** Opening Source material block **

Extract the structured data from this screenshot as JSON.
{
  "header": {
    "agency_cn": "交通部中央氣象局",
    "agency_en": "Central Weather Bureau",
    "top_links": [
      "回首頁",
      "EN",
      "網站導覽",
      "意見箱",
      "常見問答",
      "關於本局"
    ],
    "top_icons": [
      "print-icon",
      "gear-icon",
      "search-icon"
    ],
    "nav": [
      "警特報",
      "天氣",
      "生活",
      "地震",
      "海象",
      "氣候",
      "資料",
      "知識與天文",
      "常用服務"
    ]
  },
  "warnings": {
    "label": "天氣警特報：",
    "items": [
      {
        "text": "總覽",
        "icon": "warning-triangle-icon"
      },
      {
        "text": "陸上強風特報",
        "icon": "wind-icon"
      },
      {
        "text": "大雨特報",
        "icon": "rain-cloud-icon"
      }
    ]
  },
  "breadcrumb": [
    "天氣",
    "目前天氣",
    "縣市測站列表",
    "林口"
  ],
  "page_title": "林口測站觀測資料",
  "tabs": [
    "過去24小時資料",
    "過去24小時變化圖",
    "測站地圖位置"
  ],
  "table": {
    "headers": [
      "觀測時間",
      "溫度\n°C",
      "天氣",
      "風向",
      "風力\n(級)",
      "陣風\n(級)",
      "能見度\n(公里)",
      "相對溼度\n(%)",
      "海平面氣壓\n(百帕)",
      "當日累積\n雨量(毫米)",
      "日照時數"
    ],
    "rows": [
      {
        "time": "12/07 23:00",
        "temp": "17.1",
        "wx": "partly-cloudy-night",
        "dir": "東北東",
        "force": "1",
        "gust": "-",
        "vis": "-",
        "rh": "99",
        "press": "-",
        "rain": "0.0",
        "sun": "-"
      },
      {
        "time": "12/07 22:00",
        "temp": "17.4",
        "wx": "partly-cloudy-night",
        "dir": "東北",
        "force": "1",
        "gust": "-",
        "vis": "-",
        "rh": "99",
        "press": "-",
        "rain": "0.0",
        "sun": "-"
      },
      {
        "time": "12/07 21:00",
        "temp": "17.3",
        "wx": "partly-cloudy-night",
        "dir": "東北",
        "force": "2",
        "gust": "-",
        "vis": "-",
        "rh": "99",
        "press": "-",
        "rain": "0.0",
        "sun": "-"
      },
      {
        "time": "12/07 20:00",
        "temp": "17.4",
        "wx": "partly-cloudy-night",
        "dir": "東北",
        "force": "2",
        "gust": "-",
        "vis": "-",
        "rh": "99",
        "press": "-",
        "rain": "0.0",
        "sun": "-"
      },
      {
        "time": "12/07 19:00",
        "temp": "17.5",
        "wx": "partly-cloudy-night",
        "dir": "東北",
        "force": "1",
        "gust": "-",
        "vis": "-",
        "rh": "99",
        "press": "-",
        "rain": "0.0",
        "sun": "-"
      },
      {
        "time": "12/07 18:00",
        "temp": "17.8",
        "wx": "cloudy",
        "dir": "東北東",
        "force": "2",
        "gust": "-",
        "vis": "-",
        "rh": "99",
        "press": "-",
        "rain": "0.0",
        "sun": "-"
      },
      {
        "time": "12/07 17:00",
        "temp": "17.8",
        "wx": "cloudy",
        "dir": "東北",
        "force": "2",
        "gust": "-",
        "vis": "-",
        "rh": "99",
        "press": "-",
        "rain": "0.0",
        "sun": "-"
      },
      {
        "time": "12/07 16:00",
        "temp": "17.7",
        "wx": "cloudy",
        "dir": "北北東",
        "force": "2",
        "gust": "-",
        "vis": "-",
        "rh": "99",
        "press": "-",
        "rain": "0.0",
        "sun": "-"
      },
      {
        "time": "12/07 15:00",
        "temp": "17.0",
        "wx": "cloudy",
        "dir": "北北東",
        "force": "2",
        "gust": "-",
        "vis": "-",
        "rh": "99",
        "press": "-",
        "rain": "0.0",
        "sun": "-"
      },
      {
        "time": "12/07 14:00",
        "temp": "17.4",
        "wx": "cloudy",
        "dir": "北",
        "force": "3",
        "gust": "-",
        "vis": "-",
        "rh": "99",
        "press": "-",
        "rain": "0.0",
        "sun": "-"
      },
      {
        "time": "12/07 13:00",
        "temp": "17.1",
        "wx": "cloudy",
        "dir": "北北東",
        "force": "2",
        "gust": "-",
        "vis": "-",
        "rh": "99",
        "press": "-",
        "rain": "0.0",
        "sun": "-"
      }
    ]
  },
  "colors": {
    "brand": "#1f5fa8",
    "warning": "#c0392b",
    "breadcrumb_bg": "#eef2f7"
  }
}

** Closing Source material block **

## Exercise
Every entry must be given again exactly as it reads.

## Task result
Extract the structured data from this screenshot as JSON.
{
  "header": {
    "agency_cn": "交通部中央氣象局",
    "agency_en": "Central Weather Bureau",
    "top_links": [
      "回首頁",
      "EN",
      "網站導覽",
      "意見箱",
      "常見問答",
      "關於本局"
    ],
    "top_icons": [
      "print-icon",
      "gear-icon",
      "search-icon"
    ],
    "nav": [
      "警特報",
      "天氣",
      "生活",
      "地震",
      "海象",
      "氣候",
      "資料",
      "知識與天文",
      "常用服務"
    ]
  },
  "warnings": {
    "label": "天氣警特報：",
    "items": [
      {
        "text": "總覽",
        "icon": "warning-triangle-icon"
      },
      {
        "text": "陸上強風特報",
        "icon": "wind-icon"
      },
      {
        "text": "大雨特報",
        "icon": "rain-cloud-icon"
      }
    ]
  },
  "breadcrumb": [
    "天氣",
    "目前天氣",
    "縣市測站列表",
    "林口"
  ],
  "page_title": "林口測站觀測資料",
  "tabs": [
    "過去24小時資料",
    "過去24小時變化圖",
    "測站地圖位置"
  ],
  "table": {
    "headers": [
      "觀測時間",
      "溫度\n°C",
      "天氣",
      "風向",
      "風力\n(級)",
      "陣風\n(級)",
      "能見度\n(公里)",
      "相對溼度\n(%)",
      "海平面氣壓\n(百帕)",
      "當日累積\n雨量(毫米)",
      "日照時數"
    ],
    "rows": [
      {
        "time": "12/07 23:00",
        "temp": "17.1",
        "wx": "partly-cloudy-night",
        "dir": "東北東",
        "force": "1",
        "gust": "-",
        "vis": "-",
        "rh": "99",
        "press": "-",
        "rain": "0.0",
        "sun": "-"
      },
      {
        "time": "12/07 22:00",
        "temp": "17.4",
        "wx": "partly-cloudy-night",
        "dir": "東北",
        "force": "1",
        "gust": "-",
        "vis": "-",
        "rh": "99",
        "press": "-",
        "rain": "0.0",
        "sun": "-"
      },
      {
        "time": "12/07 21:00",
        "temp": "17.3",
        "wx": "partly-cloudy-night",
        "dir": "東北",
        "force": "2",
        "gust": "-",
        "vis": "-",
        "rh": "99",
        "press": "-",
        "rain": "0.0",
        "sun": "-"
      },
      {
        "time": "12/07 20:00",
        "temp": "17.4",
        "wx": "partly-cloudy-night",
        "dir": "東北",
        "force": "2",
        "gust": "-",
        "vis": "-",
        "rh": "99",
        "press": "-",
        "rain": "0.0",
        "sun": "-"
      },
      {
        "time": "12/07 19:00",
        "temp": "17.5",
        "wx": "partly-cloudy-night",
        "dir": "東北",
        "force": "1",
        "gust": "-",
        "vis": "-",
        "rh": "99",
        "press": "-",
        "rain": "0.0",
        "sun": "-"
      },
      {
        "time": "12/07 18:00",
        "temp": "17.8",
        "wx": "cloudy",
        "dir": "東北東",
        "force": "2",
        "gust": "-",
        "vis": "-",
        "rh": "99",
        "press": "-",
        "rain": "0.0",
        "sun": "-"
      },
      {
        "time": "12/07 17:00",
        "temp": "17.8",
        "wx": "cloudy",
        "dir": "東北",
        "force": "2",
        "gust": "-",
        "vis": "-",
        "rh": "99",
        "press": "-",
        "rain": "0.0",
        "sun": "-"
      },
      {
        "time": "12/07 16:00",
        "temp": "17.7",
        "wx": "cloudy",
        "dir": "北北東",
        "force": "2",
        "gust": "-",
        "vis": "-",
        "rh": "99",
        "press": "-",
        "rain": "0.0",
        "sun": "-"
      },
      {
        "time": "12/07 15:00",
        "temp": "17.0",
        "wx": "cloudy",
        "dir": "北北東",
        "force": "2",
        "gust": "-",
        "vis": "-",
        "rh": "99",
        "press": "-",
        "rain": "0.0",
        "sun": "-"
      },
      {
        "time": "12/07 14:00",
        "temp": "17.4",
        "wx": "cloudy",
        "dir": "北",
        "force": "3",
        "gust": "-",
        "vis": "-",
        "rh": "99",
        "press": "-",
        "rain": "0.0",
        "sun": "-"
      },
      {
        "time": "12/07 13:00",
        "temp": "17.1",
        "wx": "cloudy",
        "dir": "北北東",
        "force": "2",
        "gust": "-",
        "vis": "-",
        "rh": "99",
        "press": "-",
        "rain": "0.0",
        "sun": "-"
      }
    ]
  },
  "colors": {
    "brand": "#1f5fa8",
    "warning": "#c0392b",
    "breadcrumb_bg": "#eef2f7"
  }
}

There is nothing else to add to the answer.